Controversy exists regarding operative versus non-operative treatment. Many advocate non-operative
treatment due to similar strength, power, range of motion, and functional level results obtained with
conservative and operative treatments. Others have recommended surgical repair in athletic patients
due to a lower re-rupture rate (2-3% for surgical treatment versus 10-30% for non-surgical treatment).
Carden et al (1987) reported non-operative results comparable to operative results when ruptures
were casted in the first 48 hours.
Studies suggest wound complications and re-rupture are higher with open techniques but sural nerve
entrapment is a problem with percutaneous techniques.
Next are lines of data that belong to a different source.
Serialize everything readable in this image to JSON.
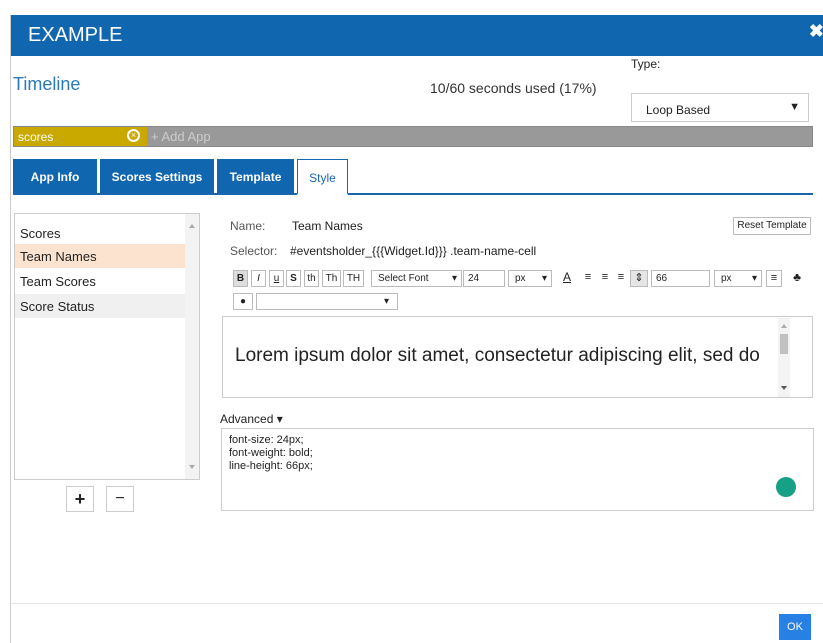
{
  "dialog": {
    "title": "EXAMPLE",
    "close": "✖"
  },
  "timeline": {
    "title": "Timeline",
    "seconds_used": "10/60 seconds used (17%)"
  },
  "type": {
    "label": "Type:",
    "value": "Loop Based"
  },
  "apps": {
    "chip_label": "scores",
    "add_app": "+ Add App"
  },
  "tabs": [
    {
      "label": "App Info",
      "active": false
    },
    {
      "label": "Scores Settings",
      "active": false
    },
    {
      "label": "Template",
      "active": false
    },
    {
      "label": "Style",
      "active": true
    }
  ],
  "list": {
    "items": [
      {
        "label": "Scores",
        "selected": false
      },
      {
        "label": "Team Names",
        "selected": true
      },
      {
        "label": "Team Scores",
        "selected": false
      },
      {
        "label": "Score Status",
        "selected": false
      }
    ],
    "add": "+",
    "remove": "−"
  },
  "style": {
    "name_label": "Name:",
    "name_value": "Team Names",
    "selector_label": "Selector:",
    "selector_value": "#eventsholder_{{{Widget.Id}}} .team-name-cell",
    "reset_label": "Reset Template",
    "font_select": "Select Font",
    "font_size": "24",
    "font_unit": "px",
    "line_height": "66",
    "line_unit": "px",
    "buttons": {
      "bold": "B",
      "italic": "I",
      "underline": "u",
      "strike": "S",
      "th1": "th",
      "th2": "Th",
      "th3": "TH"
    },
    "preview_text": "Lorem ipsum dolor sit amet, consectetur adipiscing elit, sed do",
    "advanced_label": "Advanced",
    "css_lines": [
      "font-size: 24px;",
      "font-weight: bold;",
      "line-height: 66px;"
    ]
  },
  "footer": {
    "ok": "OK"
  },
  "colors": {
    "header": "#1166b0",
    "chip": "#c9a800",
    "selected_item": "#fbe3cf",
    "accent": "#2a7ab8"
  }
}
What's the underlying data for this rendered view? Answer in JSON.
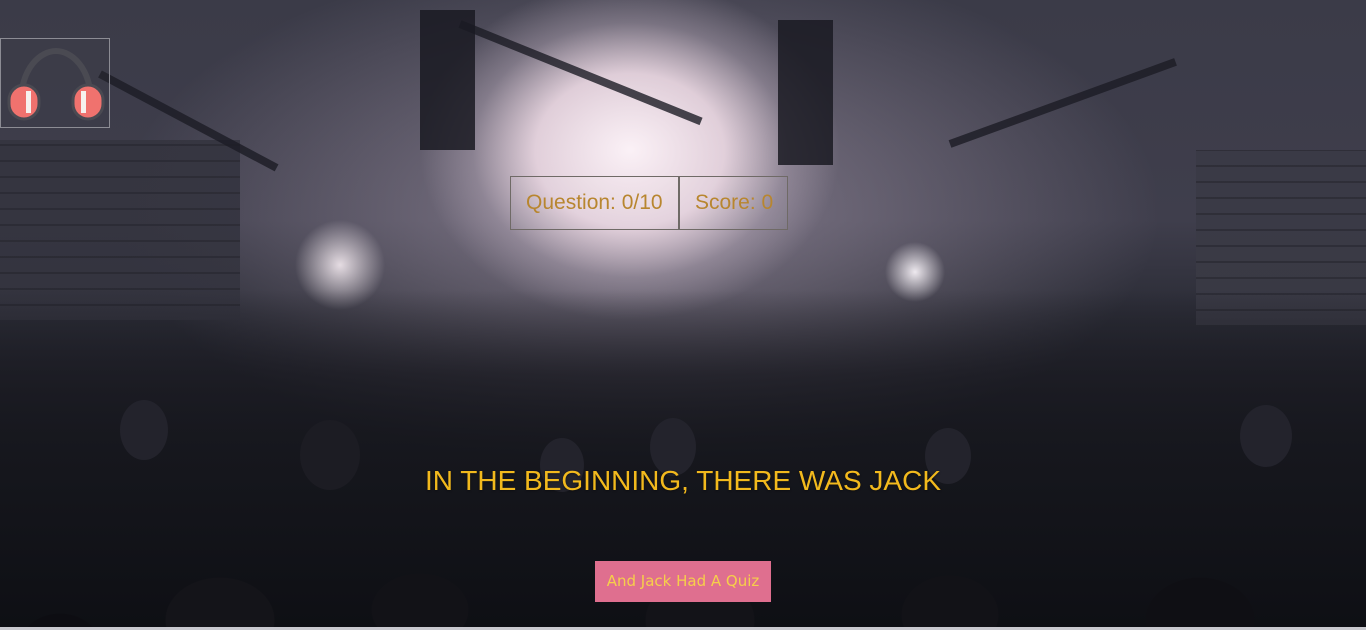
{
  "audio": {
    "icon": "headphones-icon",
    "accent_color": "#f0726e"
  },
  "stats": {
    "question_label": "Question: 0/10",
    "score_label": "Score: 0"
  },
  "headline": "IN THE BEGINNING, THERE WAS JACK",
  "start_button": {
    "label": "And Jack Had A Quiz",
    "background": "#df6f8f",
    "text_color": "#f6cf4a"
  },
  "colors": {
    "stat_text": "#b8862f",
    "headline_text": "#f2b91d"
  }
}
See . Percutaneous Achilles Repair
As mentioned, controversy exists, but it is generally thought that surgical treatment results in good return of
strength, endurance, and power with a low re-rupture rate.
5.13 References
Aktas S, Kocaoglu B. Open versus minimal invasive repair with Achillon device. Foot Ankle Int. 2009
May;30(5):391-7. PubMed PMID: 19439137.
Carden DG, Noble J, Chalmers J, Lunn P, Ellis J, 1987. "Rupture of the calcaneal tendon. The early and late
management." J Bone Joint Surg Br 69 (3): 416-20. PubMed PMID: 3294839.
Chiodo CP, Glazebrook M, Bluman EM, Cohen BE, Femino JE, Giza E. The diagnosis and treatment of
acute Achilles tendon rupture. Guideline and evidence report. Rosemont, IL: American Academy of
Orthopaedic Surgeons; 2009.
Haji A, Sahai A, Symes A, Vyas JK. Percutaneous versus open tendo achilles repair. Foot Ankle Int. 2004
Apr;25(4):215-8. PubMed PMID: 15132928.
Jung H, Lee K, Cho S, Yoon T. Outcome of Achilles Tendon Ruptures Treated by a Limited Open
Technique. Foot & Ankle International, 2008 Aug; 29(8):803-7.
OrthopaedicsOne Articles
Page of 43 372
Lansdaal JR, Goslings JC, Reichart M, Govaert GA, van Scherpenzeel KM, Haverlag R, Ponsen KJ. The
results of 163 Achilles tendon ruptures treated by a minimally invasive surgical technique and functional
aftertreatment. Injury. 2007 Jul;38(7):839-44. Epub 2007 Feb 20. PubMed PMID: 17316642.
Metz R, Verleisdonk EJ, van der Heijden GJ, Clevers GJ, Hammacher ER, Verhofstad MH, van der Werken
C. Acute Achilles tendon rupture: minimally invasive surgery versus nonoperative treatment with immediate
full weightbearing--a randomized controlled trial. Am J Sports Med. 2008 Sep;36(9):1688-94. Epub 2008 Jul
21. PubMed PMID: 18645042.
Molloy A, Wood EV. Complications of the treatment of Achilles tendon ruptures. Foot Ankle Clin. 2009
Dec;14(4):745-59. Review. PubMed PMID: 19857846.
Neumayer F, Mouhsine E, Arlettaz Y, Gremion G, Wettstein M, Crevoisier X. A new conservative-dynamic
treatment for the acute ruptured Achilles tendon. Arch Orthop Trauma Surg. 2010 Mar;130(3):363-8. Epub
2009 Apr 2. PubMed PMID:
19340434.
Rouvillain JL, Navarre T, Labrada-Blanco O, Garron E, Daoud W. Percutaneous suture of acute Achilles
tendon rupture. A study of 60 cases. Acta Orthop Belg. 2010 Apr;76(2):237-42. PubMed PMID: 20503951.
Suchak AA, Bostick GP, Beaupr LA, Durand DC, Jomha NM. The influence of early weight-bearing
compared with non-weight-bearing after surgical repair of the Achilles tendon. J Bone Joint Surg Am. 2008
Sep;90(9):1876-83. PubMed PMID: 18762647.
Willits K, Amendola A, Bryant D, et al. Operative versus Nonoperative Treatment of Acute Achilles Tendon
Ruptures: A Multicenter Randomized Trial Using Accelerated Functional Rehabilitation. J. Bone Joint Surg.
Am., Dec 2010; 92: 2767 - 2775.